Entries from a dataset of interfaces
┏━━

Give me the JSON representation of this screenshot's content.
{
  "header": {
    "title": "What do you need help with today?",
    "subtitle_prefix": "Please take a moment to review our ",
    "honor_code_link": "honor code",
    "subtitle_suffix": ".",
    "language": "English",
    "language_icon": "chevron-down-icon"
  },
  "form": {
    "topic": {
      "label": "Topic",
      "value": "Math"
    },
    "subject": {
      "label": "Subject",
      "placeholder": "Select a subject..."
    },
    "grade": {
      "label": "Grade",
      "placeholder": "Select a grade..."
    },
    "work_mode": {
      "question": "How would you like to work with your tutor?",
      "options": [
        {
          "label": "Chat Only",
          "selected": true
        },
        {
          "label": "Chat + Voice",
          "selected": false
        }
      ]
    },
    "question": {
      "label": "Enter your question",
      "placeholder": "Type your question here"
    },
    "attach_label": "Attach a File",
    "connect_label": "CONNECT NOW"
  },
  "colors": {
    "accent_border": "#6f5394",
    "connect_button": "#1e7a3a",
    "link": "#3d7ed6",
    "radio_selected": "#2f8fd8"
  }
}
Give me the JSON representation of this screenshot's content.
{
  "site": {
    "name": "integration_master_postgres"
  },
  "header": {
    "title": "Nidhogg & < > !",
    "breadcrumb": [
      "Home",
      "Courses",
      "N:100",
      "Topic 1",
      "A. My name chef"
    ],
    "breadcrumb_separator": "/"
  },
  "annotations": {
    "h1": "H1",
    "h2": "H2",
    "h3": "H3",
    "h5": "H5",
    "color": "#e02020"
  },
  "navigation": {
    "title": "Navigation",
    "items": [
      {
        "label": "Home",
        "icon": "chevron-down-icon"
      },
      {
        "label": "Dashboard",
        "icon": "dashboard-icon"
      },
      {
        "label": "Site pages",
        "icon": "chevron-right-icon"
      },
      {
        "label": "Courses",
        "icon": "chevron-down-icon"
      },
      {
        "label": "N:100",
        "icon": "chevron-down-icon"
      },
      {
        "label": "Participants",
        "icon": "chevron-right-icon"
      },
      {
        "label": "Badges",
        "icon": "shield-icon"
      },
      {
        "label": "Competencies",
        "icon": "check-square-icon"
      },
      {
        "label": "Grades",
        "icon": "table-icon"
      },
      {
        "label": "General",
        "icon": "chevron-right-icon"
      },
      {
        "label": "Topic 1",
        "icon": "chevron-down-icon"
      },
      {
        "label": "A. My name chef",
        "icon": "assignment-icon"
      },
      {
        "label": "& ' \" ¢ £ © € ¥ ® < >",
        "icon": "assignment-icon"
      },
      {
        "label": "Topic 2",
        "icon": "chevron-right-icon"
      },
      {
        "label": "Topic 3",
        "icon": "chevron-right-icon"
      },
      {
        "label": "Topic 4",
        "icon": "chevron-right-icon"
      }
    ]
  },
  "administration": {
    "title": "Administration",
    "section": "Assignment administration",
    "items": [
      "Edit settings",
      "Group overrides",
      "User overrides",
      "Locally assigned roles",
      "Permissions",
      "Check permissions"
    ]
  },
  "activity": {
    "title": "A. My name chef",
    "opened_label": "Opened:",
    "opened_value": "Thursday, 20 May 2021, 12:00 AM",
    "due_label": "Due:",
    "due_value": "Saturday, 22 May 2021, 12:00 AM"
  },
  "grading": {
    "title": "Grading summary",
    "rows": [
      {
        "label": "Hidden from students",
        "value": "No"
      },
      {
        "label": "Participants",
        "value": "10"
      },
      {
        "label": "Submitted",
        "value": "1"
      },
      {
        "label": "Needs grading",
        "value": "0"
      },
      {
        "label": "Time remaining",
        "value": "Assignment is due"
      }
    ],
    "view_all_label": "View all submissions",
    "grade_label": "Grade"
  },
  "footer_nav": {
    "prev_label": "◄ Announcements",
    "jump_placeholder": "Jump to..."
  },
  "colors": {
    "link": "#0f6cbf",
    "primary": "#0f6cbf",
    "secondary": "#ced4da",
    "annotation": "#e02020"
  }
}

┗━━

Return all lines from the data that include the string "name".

    "name": "integration_master_postgres"
      "A. My name chef"
        "label": "A. My name chef",
    "title": "A. My name chef",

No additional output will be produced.